Alaskan Wolves Have Eaten So Many Deers They’re Now Hunting Sea Otters
Wolves on an Alaskan Island have eaten so many deer they have resorted to hunting sea otters – the first time the sea mammals have become the prey for a land predator, scientists said.
The wild animals devoured so many of the deer in just two years, the population on Pleasant Island plummeted and so they switched to primarily eating the sea otters that live nearby.
By tracking the wolves with GPS collars and analyzing their feces, researchers found that in 2015 deer were the main food of the wolves, representing 75 percent of their diet, while sea otters only made up a quarter.
But by 2017, the wolves moved to primarily munching on sea otters, with more than half of their diet being marine mammals (57 percent).
That same year, the deer population declined to seven percent – a pattern that continued until 2021, when scientists stopped studying the animals.
Taal Levi, an associate professor at Oregon State, said: “Sea otters are this famous predator in the near-shore ecosystem and wolves are one of the most famous apex predators in terrestrial systems.
“So, it’s pretty surprising that sea otters have become the most important resource feeding wolves. You have top predators feeding on a top predator.”
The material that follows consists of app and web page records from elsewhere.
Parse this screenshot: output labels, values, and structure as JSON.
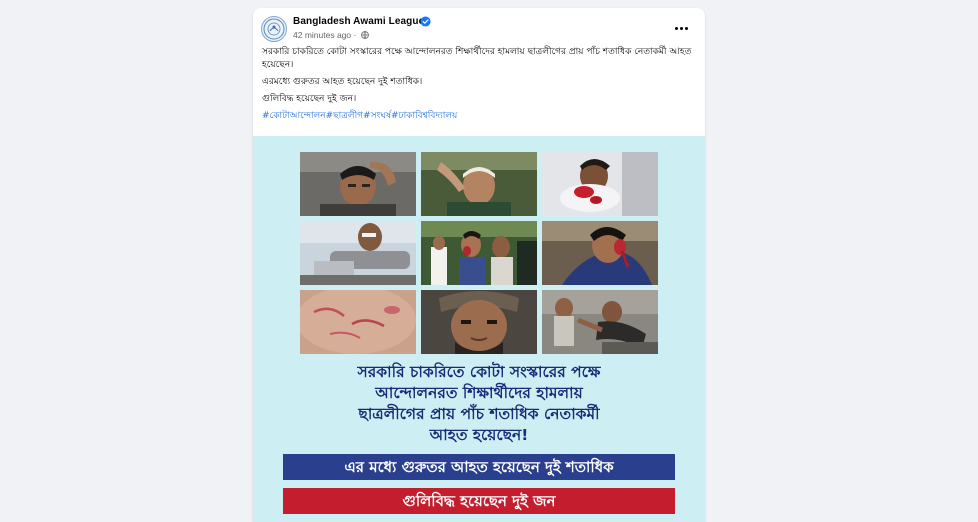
{
  "post": {
    "page_name": "Bangladesh Awami League",
    "time": "42 minutes ago",
    "separator": "·",
    "paragraphs": [
      "সরকারি চাকরিতে কোটা সংস্কারের পক্ষে আন্দোলনরত শিক্ষার্থীদের হামলায় ছাত্রলীগের প্রায় পাঁচ শতাধিক নেতাকর্মী আহত হয়েছেন।",
      "এরমধ্যে গুরুতর আহত হয়েছেন দুই শতাধিক।",
      "গুলিবিদ্ধ হয়েছেন দুই জন।"
    ],
    "hashtags": [
      "#কোটাআন্দোলন",
      "#ছাত্রলীগ",
      "#সংঘর্ষ",
      "#ঢাকাবিশ্ববিদ্যালয়"
    ]
  },
  "graphic": {
    "headline_lines": [
      "সরকারি চাকরিতে কোটা সংস্কারের পক্ষে",
      "আন্দোলনরত শিক্ষার্থীদের হামলায়",
      "ছাত্রলীগের প্রায় পাঁচ শতাধিক নেতাকর্মী",
      "আহত হয়েছেন!"
    ],
    "banner_blue": "এর মধ্যে গুরুতর আহত হয়েছেন দুই শতাধিক",
    "banner_red": "গুলিবিদ্ধ হয়েছেন দুই জন"
  },
  "icons": {
    "verified": "verified-badge-icon",
    "privacy": "globe-icon",
    "more": "more-options-icon"
  },
  "colors": {
    "page_bg": "#f0f2f5",
    "link": "#216fdb",
    "verified": "#1877f2",
    "graphic_bg": "#cdeff4",
    "headline": "#1b2b78",
    "banner_blue": "#2b3f8f",
    "banner_red": "#c41e2e"
  }
}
Historically wolves and sea otters likely lived in the area of the island researchers were investigating – next to Glacier Bay, about 40 miles west of Juneau, the capital city of the state of Alaska.
The island is about 20 square miles, uninhabited and accessible only by boat or float plane.
During the 1800s and much of the 1900s, populations of sea otters in this region were wiped out from fur trade hunting. Unlike wolves in the continental U.S., Southeast Alaskan wolves were not hunted to local extinction.
Only in recent decades, particularly with the reintroduction and legal protection of sea otters, have the populations of both species recovered and once again overlapped, scientists said.
This has given new opportunities for changing predator-prey relationships between the two species, experts found.
Dr. Gretchen Roffler, a wildlife research biologist with the Alaska Department of Fish and Game, and others from the department collected 689 wolf droppings, many along the island’s shoreline.
Once the dung was collected, members of Levi’s lab in Oregon used molecular tools, such as DNA metabarcoding and genotyping of the scat, to identify individual wolves and determine their diets.
Dr. Roffler also captured and placed GPS collars on four wolves on the island and nine on the mainland.
The researchers were curious whether wolves were traveling between the mainland and island, considering other scientists have found they are capable of swimming up to eight miles between land masses.
Both the GPS collar data and genotypes of the droppings confirmed they were not, indicating that the island wolf pack is stable and that the island is not a hunting ground for mainland wolves, scientists said.
Locations from the GPS-collared wolves also showed evidence that the wolves are killing sea otters when they are in shallow water or are resting on rocks near shore exposed at low tide, researchers found.
Dr. Roffler and her crew have investigated wolf GPS clusters on Pleasant Island for three, 30-day field seasons since 2021 and found evidence of 28 sea otters killed by wolves.
She said: “The thing that really surprised me is that sea otters became the main prey of wolves on this island.
“Occasionally eating a sea otter that has washed up on the beach because it died, that is not unusual.
“But the fact that wolves are eating so many of them indicates it has become a widespread behavior pattern throughout this pack and something that they learned how to do very quickly.
“And from the work we are doing investigating kill sites, we are learning that wolves are actively killing the sea otters.
“So, they aren’t just scavenging sea otters that are dead or dying, they are stalking them and hunting them and killing them and dragging them up onto the land above the high tide line to consume them.”
Shortly after wolves colonized Pleasant Island in 2013, the deer population on the island plummeted. With the wolves having consumed most of the deer, which was their main food source, Prof Levi said he would have expected the wolves to leave the island or die off.
Instead, the wolves stayed, and the pack grew to a density not previously seen with wolf populations. He believes the main reason is the availability of sea otters as a food source.
In another paper published in 2021, the same researchers documented a similar pattern throughout the Alexander Archipelago, a group of Southeastern Alaskan islands that includes Pleasant Island.
The research has now expanded to study wolves and sea otters in Katmai National Park and Preserve, which is in southwest Alaska, about 700 miles from Pleasant Island, the researchers said.
These latest findings were published in PNAS.
Produced in association with SWNS Talker.